A Vancouver B.C. street with raised and tinted bikeway Flickr Photo by Bejan
Market Street's separated bike lane with soft-hit posts
The North Panhandle and adjacent neighborhoods will experience a huge boost to their overall livability when the city installs separated bikeways, also known as cycle tracks, along busy east-west and north-south traffic corridors. NOPA's most intractable traffic and street problems could be resolved, and tensions among people walking, biking, or driving would be greatly reduced. The risks for cyclists on Fell at the Arco station could be minimized. The narrow Fell bike lane could be widened for safety. The multi-use Panhandle Path could be improved for people walking, running, or biking more slowly and become more family-friendly. The bike-risky stretch of Oak between Baker and Scott (now without a bike lane) could be avoided or equipped with a safer biking facility.
Separated bikeways would also accommodate the many NOPA residents who want to bike for everyday transportation but are reluctant to ride along fast-moving vehicles. The new-style bike lanes would also serve the thousands of people who commute by bike everyday. With more people on bikes there would be fewer in cars, opening up the streets and parking spaces and reducing oil consumption. Cyclists with a safe on-road route would have little reason to bike on sidewalks.
Separated bikeways in NOPA will bring an innovation in traffic design to a residential neighborhood in the city. So far only Market Street features green-painted bike lanes with soft-hit posts for a degree of separation.
Other cities initiated the new bikeways and have since added enhancements for greater safety. Many of these designs separate the bikeways vertically and horizontally from walkways and traffic lanes. The tracks are raised two to three inches higher than the street level for a greater sense of safety for cyclists, and parking lanes or landscaped medians create buffers between people on bikes or those walking or driving.
In NOPA Fell and Oak streets are the most obvious sites for this "next generation" of bike lanes, although installation of a two-way track on just one of the streets will likely be more feasible than a one-way treatment on both. Fell street receives more attention from cyclists and traffic engineers due to the existing bike lane from Scott to Baker and the risks along the Arco station at Divisadero. However, the north side of Oak from Scott to Stanyan may be the better choice.Whichever street is selected for the new bikeway will present challenges, including the gas stations along both streets.
Masonic Avenue is currently a designated bike route, but most bicyclists avoid the risks from speeding traffic and narrow lanes. Many ride the extra-wide sidewalks as a safer choice. Since Masonic is the only direct north-south route in the area, the city needs to accommodate the people who want to bike the street safely. The Municipal Transportation Agency has initiated a community planning process to bring traffic calming to Masonic, and a separated bike lane may be presented as a strategy at the next neighborhood meeting.*
Changes to the traffic system always appear daunting at the onset, but Fell, Oak, Masonic and the Panhandle Path have been reconfigured during previous decades to accommodate new traffic realities. One of the most significant developments for San Francisco streets in recent years has been the 50% surge in the number of bicyclists. Most NOPA residents have noticed far more people biking on neighborhood streets.

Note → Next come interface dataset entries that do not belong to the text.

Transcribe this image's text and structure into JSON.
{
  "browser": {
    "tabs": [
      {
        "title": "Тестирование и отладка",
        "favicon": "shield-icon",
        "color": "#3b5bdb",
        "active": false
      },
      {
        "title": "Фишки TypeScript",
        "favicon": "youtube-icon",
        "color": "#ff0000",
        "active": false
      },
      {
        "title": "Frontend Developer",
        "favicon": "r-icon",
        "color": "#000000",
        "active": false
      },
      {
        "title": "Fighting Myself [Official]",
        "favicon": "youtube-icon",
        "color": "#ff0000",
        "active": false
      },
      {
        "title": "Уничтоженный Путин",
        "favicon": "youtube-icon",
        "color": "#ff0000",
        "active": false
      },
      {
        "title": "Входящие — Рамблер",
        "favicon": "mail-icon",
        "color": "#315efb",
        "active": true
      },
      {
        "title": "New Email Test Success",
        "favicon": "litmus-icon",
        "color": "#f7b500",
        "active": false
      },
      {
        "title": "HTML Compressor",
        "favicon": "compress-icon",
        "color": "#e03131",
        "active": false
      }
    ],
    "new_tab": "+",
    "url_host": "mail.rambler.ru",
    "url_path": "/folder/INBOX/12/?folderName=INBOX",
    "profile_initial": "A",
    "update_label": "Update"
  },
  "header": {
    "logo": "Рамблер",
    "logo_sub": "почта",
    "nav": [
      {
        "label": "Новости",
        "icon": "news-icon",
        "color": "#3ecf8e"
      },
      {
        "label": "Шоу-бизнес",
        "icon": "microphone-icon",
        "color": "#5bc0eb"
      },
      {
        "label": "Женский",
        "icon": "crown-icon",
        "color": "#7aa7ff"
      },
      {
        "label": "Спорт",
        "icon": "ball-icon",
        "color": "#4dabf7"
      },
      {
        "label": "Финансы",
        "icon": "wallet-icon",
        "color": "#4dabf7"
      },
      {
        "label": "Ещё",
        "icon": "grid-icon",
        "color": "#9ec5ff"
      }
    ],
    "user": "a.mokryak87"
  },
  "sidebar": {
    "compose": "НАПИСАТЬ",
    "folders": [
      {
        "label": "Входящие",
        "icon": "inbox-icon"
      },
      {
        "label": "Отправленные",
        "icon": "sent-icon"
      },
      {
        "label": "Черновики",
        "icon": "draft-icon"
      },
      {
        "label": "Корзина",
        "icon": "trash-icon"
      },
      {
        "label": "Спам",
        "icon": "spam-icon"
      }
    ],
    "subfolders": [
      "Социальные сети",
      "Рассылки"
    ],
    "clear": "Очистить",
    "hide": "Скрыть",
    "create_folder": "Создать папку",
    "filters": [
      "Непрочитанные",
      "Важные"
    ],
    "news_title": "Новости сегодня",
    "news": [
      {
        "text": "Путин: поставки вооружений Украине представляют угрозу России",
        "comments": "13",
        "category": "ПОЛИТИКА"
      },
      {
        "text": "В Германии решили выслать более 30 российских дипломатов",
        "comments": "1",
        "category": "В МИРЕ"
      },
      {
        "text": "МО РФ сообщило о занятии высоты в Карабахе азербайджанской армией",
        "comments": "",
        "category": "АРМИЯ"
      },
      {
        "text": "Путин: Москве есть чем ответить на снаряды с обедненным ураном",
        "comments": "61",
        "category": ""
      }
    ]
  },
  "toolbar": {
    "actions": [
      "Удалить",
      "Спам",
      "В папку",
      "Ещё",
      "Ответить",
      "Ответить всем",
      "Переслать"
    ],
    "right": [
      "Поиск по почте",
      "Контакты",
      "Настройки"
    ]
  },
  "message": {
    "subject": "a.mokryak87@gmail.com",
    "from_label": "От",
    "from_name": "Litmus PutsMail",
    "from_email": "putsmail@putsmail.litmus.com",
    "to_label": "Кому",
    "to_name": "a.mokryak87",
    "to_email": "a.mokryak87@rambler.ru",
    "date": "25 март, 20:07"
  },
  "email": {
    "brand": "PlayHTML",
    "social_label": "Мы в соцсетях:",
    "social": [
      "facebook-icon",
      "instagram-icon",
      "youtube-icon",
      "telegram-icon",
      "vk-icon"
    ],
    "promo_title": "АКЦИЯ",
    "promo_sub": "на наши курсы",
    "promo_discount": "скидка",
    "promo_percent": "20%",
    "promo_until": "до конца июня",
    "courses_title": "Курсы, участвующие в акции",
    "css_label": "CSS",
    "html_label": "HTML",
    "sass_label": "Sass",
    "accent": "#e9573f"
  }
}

How likely are cycle tracks for NOPA? City planners and the San Francisco Bicycle Coalition staff already target separated bikeways as the next step for a more livable city. Due to the city's bike and vehicle traffic flow, NOPA's corridors are on the short list of candidates.
Take a look at Vancouver's experience with separated bikeways in the video below: